━━ Input data

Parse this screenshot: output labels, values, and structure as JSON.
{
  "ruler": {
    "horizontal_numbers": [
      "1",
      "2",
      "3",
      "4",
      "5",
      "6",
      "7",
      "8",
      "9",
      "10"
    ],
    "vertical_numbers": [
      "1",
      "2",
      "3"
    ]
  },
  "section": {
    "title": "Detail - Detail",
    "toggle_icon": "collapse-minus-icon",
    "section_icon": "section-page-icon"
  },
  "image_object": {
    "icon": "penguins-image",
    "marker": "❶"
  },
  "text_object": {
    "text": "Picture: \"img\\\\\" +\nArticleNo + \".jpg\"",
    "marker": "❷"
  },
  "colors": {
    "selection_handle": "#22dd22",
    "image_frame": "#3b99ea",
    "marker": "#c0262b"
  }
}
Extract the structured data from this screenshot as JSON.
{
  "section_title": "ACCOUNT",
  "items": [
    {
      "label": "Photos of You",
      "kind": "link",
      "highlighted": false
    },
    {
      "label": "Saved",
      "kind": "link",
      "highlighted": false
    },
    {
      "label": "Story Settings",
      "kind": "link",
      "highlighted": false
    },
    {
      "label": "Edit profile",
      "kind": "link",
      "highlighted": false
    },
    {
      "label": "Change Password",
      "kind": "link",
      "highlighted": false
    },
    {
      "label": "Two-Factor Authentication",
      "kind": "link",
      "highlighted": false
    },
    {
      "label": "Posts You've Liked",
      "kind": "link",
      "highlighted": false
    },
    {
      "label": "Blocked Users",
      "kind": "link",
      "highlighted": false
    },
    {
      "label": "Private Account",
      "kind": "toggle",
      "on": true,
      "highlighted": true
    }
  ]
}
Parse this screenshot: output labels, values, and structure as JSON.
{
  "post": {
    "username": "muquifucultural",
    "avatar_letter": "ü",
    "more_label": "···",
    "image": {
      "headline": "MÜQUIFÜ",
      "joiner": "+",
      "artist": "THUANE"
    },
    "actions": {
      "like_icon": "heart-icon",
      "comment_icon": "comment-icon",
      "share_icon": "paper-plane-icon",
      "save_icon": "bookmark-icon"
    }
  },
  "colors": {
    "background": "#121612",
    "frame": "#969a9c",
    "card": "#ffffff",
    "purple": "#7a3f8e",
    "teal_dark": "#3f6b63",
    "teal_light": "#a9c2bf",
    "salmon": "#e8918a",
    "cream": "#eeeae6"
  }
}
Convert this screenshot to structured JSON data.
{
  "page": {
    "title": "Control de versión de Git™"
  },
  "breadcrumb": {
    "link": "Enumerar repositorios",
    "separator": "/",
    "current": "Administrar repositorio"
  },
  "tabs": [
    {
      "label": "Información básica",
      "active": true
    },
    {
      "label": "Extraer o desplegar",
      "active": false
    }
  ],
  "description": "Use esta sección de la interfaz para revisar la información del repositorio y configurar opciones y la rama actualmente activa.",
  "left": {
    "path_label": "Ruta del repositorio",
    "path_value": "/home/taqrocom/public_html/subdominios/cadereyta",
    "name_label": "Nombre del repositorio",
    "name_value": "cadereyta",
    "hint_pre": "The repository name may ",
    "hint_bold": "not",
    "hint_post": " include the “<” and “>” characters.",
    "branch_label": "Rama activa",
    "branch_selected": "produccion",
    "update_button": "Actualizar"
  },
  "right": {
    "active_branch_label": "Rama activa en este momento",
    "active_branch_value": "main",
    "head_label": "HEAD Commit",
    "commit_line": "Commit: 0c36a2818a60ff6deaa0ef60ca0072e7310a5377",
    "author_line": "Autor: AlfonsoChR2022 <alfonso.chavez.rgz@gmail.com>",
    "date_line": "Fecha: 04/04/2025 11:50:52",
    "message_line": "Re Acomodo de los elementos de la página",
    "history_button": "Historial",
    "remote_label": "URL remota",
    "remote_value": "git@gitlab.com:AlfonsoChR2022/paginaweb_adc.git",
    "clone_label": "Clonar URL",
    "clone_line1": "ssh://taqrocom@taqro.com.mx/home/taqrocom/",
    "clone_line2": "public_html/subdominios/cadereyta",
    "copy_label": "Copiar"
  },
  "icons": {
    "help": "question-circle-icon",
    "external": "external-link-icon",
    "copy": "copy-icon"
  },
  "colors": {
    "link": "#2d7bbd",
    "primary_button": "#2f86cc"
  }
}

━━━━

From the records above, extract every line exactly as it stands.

Parse this screenshot: output labels, values, and structure as JSON.
{
  "ruler": {
    "horizontal_numbers": [
      "1",
      "2",
      "3",
      "4",
      "5",
      "6",
      "7",
      "8",
      "9",
      "10"
    ],
    "vertical_numbers": [
      "1",
      "2",
      "3"
    ]
  },
  "section": {
    "title": "Detail - Detail",
    "toggle_icon": "collapse-minus-icon",
    "section_icon": "section-page-icon"
  },
  "image_object": {
    "icon": "penguins-image",
    "marker": "❶"
  },
  "text_object": {
    "text": "Picture: \"img\\\\\" +\nArticleNo + \".jpg\"",
    "marker": "❷"
  },
  "colors": {
    "selection_handle": "#22dd22",
    "image_frame": "#3b99ea",
    "marker": "#c0262b"
  }
}
Extract the structured data from this screenshot as JSON.
{
  "section_title": "ACCOUNT",
  "items": [
    {
      "label": "Photos of You",
      "kind": "link",
      "highlighted": false
    },
    {
      "label": "Saved",
      "kind": "link",
      "highlighted": false
    },
    {
      "label": "Story Settings",
      "kind": "link",
      "highlighted": false
    },
    {
      "label": "Edit profile",
      "kind": "link",
      "highlighted": false
    },
    {
      "label": "Change Password",
      "kind": "link",
      "highlighted": false
    },
    {
      "label": "Two-Factor Authentication",
      "kind": "link",
      "highlighted": false
    },
    {
      "label": "Posts You've Liked",
      "kind": "link",
      "highlighted": false
    },
    {
      "label": "Blocked Users",
      "kind": "link",
      "highlighted": false
    },
    {
      "label": "Private Account",
      "kind": "toggle",
      "on": true,
      "highlighted": true
    }
  ]
}
Parse this screenshot: output labels, values, and structure as JSON.
{
  "post": {
    "username": "muquifucultural",
    "avatar_letter": "ü",
    "more_label": "···",
    "image": {
      "headline": "MÜQUIFÜ",
      "joiner": "+",
      "artist": "THUANE"
    },
    "actions": {
      "like_icon": "heart-icon",
      "comment_icon": "comment-icon",
      "share_icon": "paper-plane-icon",
      "save_icon": "bookmark-icon"
    }
  },
  "colors": {
    "background": "#121612",
    "frame": "#969a9c",
    "card": "#ffffff",
    "purple": "#7a3f8e",
    "teal_dark": "#3f6b63",
    "teal_light": "#a9c2bf",
    "salmon": "#e8918a",
    "cream": "#eeeae6"
  }
}
Convert this screenshot to structured JSON data.
{
  "page": {
    "title": "Control de versión de Git™"
  },
  "breadcrumb": {
    "link": "Enumerar repositorios",
    "separator": "/",
    "current": "Administrar repositorio"
  },
  "tabs": [
    {
      "label": "Información básica",
      "active": true
    },
    {
      "label": "Extraer o desplegar",
      "active": false
    }
  ],
  "description": "Use esta sección de la interfaz para revisar la información del repositorio y configurar opciones y la rama actualmente activa.",
  "left": {
    "path_label": "Ruta del repositorio",
    "path_value": "/home/taqrocom/public_html/subdominios/cadereyta",
    "name_label": "Nombre del repositorio",
    "name_value": "cadereyta",
    "hint_pre": "The repository name may ",
    "hint_bold": "not",
    "hint_post": " include the “<” and “>” characters.",
    "branch_label": "Rama activa",
    "branch_selected": "produccion",
    "update_button": "Actualizar"
  },
  "right": {
    "active_branch_label": "Rama activa en este momento",
    "active_branch_value": "main",
    "head_label": "HEAD Commit",
    "commit_line": "Commit: 0c36a2818a60ff6deaa0ef60ca0072e7310a5377",
    "author_line": "Autor: AlfonsoChR2022 <alfonso.chavez.rgz@gmail.com>",
    "date_line": "Fecha: 04/04/2025 11:50:52",
    "message_line": "Re Acomodo de los elementos de la página",
    "history_button": "Historial",
    "remote_label": "URL remota",
    "remote_value": "git@gitlab.com:AlfonsoChR2022/paginaweb_adc.git",
    "clone_label": "Clonar URL",
    "clone_line1": "ssh://taqrocom@taqro.com.mx/home/taqrocom/",
    "clone_line2": "public_html/subdominios/cadereyta",
    "copy_label": "Copiar"
  },
  "icons": {
    "help": "question-circle-icon",
    "external": "external-link-icon",
    "copy": "copy-icon"
  },
  "colors": {
    "link": "#2d7bbd",
    "primary_button": "#2f86cc"
  }
}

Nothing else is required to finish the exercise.